• [Work order]:
From the entries that follow, report every line in which "address" occurs.

*** Opening of Data under study ***

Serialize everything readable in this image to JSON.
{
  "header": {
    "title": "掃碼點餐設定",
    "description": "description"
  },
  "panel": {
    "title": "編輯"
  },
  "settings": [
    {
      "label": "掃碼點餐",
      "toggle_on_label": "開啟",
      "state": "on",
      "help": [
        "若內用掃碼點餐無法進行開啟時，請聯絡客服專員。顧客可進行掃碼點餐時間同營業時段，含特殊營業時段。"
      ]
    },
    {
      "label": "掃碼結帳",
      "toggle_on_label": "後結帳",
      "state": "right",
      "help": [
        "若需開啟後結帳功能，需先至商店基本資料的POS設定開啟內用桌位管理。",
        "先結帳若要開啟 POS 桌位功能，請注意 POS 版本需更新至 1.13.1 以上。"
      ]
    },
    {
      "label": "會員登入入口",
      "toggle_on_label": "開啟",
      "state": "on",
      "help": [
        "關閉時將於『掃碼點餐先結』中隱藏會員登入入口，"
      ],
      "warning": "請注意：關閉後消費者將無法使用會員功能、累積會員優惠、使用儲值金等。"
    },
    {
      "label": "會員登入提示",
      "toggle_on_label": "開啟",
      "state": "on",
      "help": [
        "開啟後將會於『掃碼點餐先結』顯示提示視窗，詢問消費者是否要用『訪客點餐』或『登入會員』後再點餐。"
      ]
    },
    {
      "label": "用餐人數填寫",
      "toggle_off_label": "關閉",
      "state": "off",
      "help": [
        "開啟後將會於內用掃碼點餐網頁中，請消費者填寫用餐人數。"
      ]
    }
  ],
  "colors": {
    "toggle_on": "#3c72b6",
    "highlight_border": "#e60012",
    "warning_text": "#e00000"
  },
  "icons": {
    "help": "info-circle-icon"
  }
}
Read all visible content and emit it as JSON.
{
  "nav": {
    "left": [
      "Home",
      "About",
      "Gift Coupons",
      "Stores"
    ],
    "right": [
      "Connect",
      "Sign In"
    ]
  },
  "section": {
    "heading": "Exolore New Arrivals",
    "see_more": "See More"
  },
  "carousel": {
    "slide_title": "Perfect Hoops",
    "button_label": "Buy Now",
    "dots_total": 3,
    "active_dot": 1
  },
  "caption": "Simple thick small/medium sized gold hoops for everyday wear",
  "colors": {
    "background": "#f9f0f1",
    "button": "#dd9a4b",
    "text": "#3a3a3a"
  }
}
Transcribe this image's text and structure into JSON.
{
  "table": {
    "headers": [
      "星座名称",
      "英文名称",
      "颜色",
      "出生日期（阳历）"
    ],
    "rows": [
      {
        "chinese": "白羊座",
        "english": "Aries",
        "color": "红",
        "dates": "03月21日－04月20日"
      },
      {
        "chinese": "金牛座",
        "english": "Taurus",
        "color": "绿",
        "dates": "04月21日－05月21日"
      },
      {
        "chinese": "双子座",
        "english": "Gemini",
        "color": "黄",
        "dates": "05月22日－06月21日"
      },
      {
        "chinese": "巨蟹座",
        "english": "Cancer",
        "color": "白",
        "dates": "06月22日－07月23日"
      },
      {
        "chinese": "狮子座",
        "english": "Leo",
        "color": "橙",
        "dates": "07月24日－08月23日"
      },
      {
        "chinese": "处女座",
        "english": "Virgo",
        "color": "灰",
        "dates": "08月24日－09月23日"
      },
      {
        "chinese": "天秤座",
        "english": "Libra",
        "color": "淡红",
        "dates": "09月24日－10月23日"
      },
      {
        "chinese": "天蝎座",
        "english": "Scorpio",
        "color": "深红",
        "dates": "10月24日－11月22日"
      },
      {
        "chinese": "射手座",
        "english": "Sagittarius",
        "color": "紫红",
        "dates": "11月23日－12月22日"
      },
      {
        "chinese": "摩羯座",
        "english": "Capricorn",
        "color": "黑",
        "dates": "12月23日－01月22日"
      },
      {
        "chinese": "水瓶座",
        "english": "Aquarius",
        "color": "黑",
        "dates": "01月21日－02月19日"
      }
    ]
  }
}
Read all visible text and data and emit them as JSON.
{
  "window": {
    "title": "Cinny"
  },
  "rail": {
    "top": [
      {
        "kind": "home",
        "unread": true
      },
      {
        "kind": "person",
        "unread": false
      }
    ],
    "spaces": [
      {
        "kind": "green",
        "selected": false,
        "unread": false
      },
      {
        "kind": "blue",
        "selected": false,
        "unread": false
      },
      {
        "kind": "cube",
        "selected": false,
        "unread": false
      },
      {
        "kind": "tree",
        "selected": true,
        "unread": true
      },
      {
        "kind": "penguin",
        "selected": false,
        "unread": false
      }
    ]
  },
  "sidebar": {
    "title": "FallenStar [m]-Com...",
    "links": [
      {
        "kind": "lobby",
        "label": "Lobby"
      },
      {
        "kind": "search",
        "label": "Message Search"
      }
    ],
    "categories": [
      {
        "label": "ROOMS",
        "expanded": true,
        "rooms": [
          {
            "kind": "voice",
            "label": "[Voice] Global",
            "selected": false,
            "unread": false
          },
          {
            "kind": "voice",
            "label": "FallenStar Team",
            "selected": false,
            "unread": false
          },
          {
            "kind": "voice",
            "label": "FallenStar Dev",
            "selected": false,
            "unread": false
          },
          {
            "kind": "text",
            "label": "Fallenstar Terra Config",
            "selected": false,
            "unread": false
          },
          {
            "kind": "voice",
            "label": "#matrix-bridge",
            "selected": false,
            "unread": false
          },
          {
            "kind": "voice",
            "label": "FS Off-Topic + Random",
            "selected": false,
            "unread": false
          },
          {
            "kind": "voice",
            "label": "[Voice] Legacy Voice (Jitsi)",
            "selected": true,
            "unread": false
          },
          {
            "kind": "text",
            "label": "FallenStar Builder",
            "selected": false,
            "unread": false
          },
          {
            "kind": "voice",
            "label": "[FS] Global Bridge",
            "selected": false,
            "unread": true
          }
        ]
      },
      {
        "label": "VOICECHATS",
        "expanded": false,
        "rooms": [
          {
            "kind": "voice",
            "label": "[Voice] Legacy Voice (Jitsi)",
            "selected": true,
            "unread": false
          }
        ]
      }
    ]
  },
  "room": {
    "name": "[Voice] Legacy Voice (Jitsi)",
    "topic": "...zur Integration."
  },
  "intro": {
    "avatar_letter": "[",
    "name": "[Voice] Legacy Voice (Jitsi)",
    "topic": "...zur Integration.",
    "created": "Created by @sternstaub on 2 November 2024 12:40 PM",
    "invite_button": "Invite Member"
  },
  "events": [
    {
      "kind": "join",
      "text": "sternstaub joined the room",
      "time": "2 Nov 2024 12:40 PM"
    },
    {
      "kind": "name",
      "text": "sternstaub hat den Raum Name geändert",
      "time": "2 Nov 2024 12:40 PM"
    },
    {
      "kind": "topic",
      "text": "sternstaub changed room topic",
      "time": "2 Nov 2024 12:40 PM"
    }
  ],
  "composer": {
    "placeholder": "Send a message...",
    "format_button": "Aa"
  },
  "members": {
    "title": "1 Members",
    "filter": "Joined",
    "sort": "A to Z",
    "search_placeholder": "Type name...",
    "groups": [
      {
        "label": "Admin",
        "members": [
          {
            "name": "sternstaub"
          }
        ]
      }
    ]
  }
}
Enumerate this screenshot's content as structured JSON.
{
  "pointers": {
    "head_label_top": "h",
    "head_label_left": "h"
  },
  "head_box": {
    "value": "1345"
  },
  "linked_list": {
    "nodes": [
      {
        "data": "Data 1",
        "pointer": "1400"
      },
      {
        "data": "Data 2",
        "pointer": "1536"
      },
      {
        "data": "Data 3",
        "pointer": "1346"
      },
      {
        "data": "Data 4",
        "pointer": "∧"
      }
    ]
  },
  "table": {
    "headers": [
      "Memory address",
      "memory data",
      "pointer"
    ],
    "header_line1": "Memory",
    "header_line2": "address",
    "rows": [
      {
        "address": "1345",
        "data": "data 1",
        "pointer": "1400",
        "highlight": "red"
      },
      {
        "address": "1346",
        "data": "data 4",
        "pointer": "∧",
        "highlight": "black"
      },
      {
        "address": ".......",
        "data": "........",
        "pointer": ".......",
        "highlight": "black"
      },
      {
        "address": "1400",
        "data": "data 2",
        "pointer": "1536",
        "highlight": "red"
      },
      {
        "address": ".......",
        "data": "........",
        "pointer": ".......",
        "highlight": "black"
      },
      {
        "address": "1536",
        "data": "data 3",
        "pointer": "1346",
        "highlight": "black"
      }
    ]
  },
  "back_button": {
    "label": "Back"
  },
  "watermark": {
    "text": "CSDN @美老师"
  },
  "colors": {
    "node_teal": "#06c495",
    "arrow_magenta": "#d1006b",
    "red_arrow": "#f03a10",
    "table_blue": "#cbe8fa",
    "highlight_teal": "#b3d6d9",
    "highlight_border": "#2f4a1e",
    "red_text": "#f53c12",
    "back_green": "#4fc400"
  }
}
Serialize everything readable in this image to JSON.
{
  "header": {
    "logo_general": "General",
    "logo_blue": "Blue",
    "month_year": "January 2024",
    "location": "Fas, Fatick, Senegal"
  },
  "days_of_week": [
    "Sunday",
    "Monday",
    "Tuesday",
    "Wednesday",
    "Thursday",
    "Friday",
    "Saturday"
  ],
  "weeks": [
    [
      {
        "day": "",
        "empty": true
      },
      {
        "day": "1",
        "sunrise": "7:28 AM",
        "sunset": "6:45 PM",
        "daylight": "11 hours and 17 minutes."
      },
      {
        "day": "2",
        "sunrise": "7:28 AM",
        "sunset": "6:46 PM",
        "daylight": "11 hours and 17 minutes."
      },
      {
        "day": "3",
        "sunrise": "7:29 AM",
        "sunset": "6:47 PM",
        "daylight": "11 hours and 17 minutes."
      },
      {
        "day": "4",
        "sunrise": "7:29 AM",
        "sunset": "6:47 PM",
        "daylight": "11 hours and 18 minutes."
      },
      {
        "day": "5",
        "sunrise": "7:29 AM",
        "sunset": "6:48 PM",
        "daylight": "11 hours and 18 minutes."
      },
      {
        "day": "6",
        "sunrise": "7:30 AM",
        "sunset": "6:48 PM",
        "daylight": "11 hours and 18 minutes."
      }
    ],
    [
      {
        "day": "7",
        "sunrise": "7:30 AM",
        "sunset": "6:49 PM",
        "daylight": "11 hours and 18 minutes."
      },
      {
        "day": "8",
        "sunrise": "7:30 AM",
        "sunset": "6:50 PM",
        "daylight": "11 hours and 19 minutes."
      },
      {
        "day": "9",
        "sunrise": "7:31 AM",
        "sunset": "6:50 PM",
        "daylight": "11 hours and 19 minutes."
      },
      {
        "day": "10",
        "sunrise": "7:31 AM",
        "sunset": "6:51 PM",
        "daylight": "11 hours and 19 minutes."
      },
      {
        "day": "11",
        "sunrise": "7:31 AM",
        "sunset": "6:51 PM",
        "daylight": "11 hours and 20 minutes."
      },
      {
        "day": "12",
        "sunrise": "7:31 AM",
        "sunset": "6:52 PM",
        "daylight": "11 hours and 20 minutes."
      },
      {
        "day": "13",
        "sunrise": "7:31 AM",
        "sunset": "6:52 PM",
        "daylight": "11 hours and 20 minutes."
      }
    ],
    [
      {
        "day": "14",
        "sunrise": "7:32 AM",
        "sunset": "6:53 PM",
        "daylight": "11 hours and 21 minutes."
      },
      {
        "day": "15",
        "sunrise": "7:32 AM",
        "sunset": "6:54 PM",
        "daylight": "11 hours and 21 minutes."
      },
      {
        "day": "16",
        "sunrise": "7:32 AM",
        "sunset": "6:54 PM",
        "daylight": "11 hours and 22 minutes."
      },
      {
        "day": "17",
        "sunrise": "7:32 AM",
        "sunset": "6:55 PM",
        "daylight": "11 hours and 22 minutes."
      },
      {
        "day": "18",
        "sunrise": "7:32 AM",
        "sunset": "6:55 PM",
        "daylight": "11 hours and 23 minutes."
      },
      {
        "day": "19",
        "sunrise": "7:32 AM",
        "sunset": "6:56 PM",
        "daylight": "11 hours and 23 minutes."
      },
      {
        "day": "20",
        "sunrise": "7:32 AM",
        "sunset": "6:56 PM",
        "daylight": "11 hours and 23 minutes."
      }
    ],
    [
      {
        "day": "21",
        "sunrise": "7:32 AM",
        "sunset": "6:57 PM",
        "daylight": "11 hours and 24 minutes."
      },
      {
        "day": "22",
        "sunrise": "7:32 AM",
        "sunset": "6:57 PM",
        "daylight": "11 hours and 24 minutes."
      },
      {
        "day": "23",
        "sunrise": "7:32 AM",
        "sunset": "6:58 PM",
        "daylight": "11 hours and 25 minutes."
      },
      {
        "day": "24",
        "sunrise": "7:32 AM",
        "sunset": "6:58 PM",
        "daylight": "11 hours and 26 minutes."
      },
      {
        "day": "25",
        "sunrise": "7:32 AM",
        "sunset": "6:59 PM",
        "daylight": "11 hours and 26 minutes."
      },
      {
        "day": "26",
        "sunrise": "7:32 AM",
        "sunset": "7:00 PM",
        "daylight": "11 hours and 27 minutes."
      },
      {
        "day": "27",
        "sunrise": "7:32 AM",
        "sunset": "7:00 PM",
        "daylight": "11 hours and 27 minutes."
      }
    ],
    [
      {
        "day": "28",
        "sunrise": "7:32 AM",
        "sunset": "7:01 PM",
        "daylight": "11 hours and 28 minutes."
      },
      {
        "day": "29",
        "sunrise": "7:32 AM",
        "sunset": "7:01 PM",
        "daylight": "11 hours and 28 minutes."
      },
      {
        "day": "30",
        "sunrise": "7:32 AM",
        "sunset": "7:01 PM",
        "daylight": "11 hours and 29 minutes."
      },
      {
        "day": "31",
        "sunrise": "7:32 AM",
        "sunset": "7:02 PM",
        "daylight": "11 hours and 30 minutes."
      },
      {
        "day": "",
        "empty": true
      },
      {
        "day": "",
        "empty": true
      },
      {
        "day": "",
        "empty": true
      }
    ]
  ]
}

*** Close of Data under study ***

• [Written answer]:
      "Memory address",
    "header_line2": "address",
        "address": "1345",
        "address": "1346",
        "address": ".......",
        "address": "1400",
        "address": ".......",
        "address": "1536",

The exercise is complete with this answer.